-- Aim of the task --
In your answer, repeat each line of the data exactly.

-- Data extracts --

· · ·

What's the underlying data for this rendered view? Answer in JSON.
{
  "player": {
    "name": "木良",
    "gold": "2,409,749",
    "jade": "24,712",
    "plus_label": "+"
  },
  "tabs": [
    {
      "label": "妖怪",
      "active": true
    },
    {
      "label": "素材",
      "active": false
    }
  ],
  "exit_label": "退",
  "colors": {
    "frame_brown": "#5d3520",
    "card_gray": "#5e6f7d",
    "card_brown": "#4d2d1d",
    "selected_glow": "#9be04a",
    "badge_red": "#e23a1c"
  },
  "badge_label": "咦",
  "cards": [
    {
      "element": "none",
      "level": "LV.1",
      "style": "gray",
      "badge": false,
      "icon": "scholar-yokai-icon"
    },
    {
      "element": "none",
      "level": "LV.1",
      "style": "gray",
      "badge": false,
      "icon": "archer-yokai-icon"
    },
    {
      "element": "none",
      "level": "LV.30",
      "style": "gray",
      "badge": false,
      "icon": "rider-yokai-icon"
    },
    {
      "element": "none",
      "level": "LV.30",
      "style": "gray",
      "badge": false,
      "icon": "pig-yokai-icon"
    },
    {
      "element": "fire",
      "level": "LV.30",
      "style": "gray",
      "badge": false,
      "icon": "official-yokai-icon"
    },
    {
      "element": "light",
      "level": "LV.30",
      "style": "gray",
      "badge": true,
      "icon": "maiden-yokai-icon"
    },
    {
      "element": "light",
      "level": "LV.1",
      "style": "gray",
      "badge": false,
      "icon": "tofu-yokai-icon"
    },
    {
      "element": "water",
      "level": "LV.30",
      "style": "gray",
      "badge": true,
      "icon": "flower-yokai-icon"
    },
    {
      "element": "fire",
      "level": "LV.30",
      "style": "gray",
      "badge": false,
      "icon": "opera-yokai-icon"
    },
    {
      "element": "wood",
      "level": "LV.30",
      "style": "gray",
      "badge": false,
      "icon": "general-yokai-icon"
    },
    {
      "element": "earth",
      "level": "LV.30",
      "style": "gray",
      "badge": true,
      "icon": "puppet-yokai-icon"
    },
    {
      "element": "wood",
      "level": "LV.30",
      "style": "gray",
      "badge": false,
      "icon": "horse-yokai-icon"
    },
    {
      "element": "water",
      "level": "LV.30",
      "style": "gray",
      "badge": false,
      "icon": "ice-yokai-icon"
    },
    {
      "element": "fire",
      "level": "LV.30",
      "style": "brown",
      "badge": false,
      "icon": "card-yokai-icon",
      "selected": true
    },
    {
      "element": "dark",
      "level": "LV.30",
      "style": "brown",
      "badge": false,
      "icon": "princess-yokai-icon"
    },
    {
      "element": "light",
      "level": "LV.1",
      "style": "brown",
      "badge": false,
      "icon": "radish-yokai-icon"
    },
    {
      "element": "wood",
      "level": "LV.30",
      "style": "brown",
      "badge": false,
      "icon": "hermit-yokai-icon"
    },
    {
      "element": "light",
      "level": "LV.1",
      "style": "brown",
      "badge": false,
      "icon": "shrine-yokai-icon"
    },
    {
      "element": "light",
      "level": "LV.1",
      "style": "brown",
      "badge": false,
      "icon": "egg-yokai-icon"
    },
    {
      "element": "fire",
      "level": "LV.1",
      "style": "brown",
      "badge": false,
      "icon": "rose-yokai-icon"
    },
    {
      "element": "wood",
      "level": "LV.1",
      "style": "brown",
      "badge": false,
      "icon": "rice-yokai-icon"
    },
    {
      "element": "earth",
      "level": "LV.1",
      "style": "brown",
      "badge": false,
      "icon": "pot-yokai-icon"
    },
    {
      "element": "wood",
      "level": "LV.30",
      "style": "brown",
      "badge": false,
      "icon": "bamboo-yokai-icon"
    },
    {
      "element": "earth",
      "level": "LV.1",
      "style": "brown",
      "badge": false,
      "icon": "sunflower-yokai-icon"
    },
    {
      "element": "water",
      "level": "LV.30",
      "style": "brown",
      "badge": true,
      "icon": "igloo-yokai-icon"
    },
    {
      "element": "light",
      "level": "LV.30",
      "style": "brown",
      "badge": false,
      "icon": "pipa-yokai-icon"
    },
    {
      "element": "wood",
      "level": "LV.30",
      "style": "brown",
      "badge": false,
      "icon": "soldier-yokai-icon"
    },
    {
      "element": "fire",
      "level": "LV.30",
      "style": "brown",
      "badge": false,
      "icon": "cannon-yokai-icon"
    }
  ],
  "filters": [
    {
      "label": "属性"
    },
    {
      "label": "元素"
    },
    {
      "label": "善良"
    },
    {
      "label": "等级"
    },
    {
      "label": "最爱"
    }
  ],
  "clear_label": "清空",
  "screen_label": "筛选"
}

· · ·

-- Result --
What's the underlying data for this rendered view? Answer in JSON.
{
  "player": {
    "name": "木良",
    "gold": "2,409,749",
    "jade": "24,712",
    "plus_label": "+"
  },
  "tabs": [
    {
      "label": "妖怪",
      "active": true
    },
    {
      "label": "素材",
      "active": false
    }
  ],
  "exit_label": "退",
  "colors": {
    "frame_brown": "#5d3520",
    "card_gray": "#5e6f7d",
    "card_brown": "#4d2d1d",
    "selected_glow": "#9be04a",
    "badge_red": "#e23a1c"
  },
  "badge_label": "咦",
  "cards": [
    {
      "element": "none",
      "level": "LV.1",
      "style": "gray",
      "badge": false,
      "icon": "scholar-yokai-icon"
    },
    {
      "element": "none",
      "level": "LV.1",
      "style": "gray",
      "badge": false,
      "icon": "archer-yokai-icon"
    },
    {
      "element": "none",
      "level": "LV.30",
      "style": "gray",
      "badge": false,
      "icon": "rider-yokai-icon"
    },
    {
      "element": "none",
      "level": "LV.30",
      "style": "gray",
      "badge": false,
      "icon": "pig-yokai-icon"
    },
    {
      "element": "fire",
      "level": "LV.30",
      "style": "gray",
      "badge": false,
      "icon": "official-yokai-icon"
    },
    {
      "element": "light",
      "level": "LV.30",
      "style": "gray",
      "badge": true,
      "icon": "maiden-yokai-icon"
    },
    {
      "element": "light",
      "level": "LV.1",
      "style": "gray",
      "badge": false,
      "icon": "tofu-yokai-icon"
    },
    {
      "element": "water",
      "level": "LV.30",
      "style": "gray",
      "badge": true,
      "icon": "flower-yokai-icon"
    },
    {
      "element": "fire",
      "level": "LV.30",
      "style": "gray",
      "badge": false,
      "icon": "opera-yokai-icon"
    },
    {
      "element": "wood",
      "level": "LV.30",
      "style": "gray",
      "badge": false,
      "icon": "general-yokai-icon"
    },
    {
      "element": "earth",
      "level": "LV.30",
      "style": "gray",
      "badge": true,
      "icon": "puppet-yokai-icon"
    },
    {
      "element": "wood",
      "level": "LV.30",
      "style": "gray",
      "badge": false,
      "icon": "horse-yokai-icon"
    },
    {
      "element": "water",
      "level": "LV.30",
      "style": "gray",
      "badge": false,
      "icon": "ice-yokai-icon"
    },
    {
      "element": "fire",
      "level": "LV.30",
      "style": "brown",
      "badge": false,
      "icon": "card-yokai-icon",
      "selected": true
    },
    {
      "element": "dark",
      "level": "LV.30",
      "style": "brown",
      "badge": false,
      "icon": "princess-yokai-icon"
    },
    {
      "element": "light",
      "level": "LV.1",
      "style": "brown",
      "badge": false,
      "icon": "radish-yokai-icon"
    },
    {
      "element": "wood",
      "level": "LV.30",
      "style": "brown",
      "badge": false,
      "icon": "hermit-yokai-icon"
    },
    {
      "element": "light",
      "level": "LV.1",
      "style": "brown",
      "badge": false,
      "icon": "shrine-yokai-icon"
    },
    {
      "element": "light",
      "level": "LV.1",
      "style": "brown",
      "badge": false,
      "icon": "egg-yokai-icon"
    },
    {
      "element": "fire",
      "level": "LV.1",
      "style": "brown",
      "badge": false,
      "icon": "rose-yokai-icon"
    },
    {
      "element": "wood",
      "level": "LV.1",
      "style": "brown",
      "badge": false,
      "icon": "rice-yokai-icon"
    },
    {
      "element": "earth",
      "level": "LV.1",
      "style": "brown",
      "badge": false,
      "icon": "pot-yokai-icon"
    },
    {
      "element": "wood",
      "level": "LV.30",
      "style": "brown",
      "badge": false,
      "icon": "bamboo-yokai-icon"
    },
    {
      "element": "earth",
      "level": "LV.1",
      "style": "brown",
      "badge": false,
      "icon": "sunflower-yokai-icon"
    },
    {
      "element": "water",
      "level": "LV.30",
      "style": "brown",
      "badge": true,
      "icon": "igloo-yokai-icon"
    },
    {
      "element": "light",
      "level": "LV.30",
      "style": "brown",
      "badge": false,
      "icon": "pipa-yokai-icon"
    },
    {
      "element": "wood",
      "level": "LV.30",
      "style": "brown",
      "badge": false,
      "icon": "soldier-yokai-icon"
    },
    {
      "element": "fire",
      "level": "LV.30",
      "style": "brown",
      "badge": false,
      "icon": "cannon-yokai-icon"
    }
  ],
  "filters": [
    {
      "label": "属性"
    },
    {
      "label": "元素"
    },
    {
      "label": "善良"
    },
    {
      "label": "等级"
    },
    {
      "label": "最爱"
    }
  ],
  "clear_label": "清空",
  "screen_label": "筛选"
}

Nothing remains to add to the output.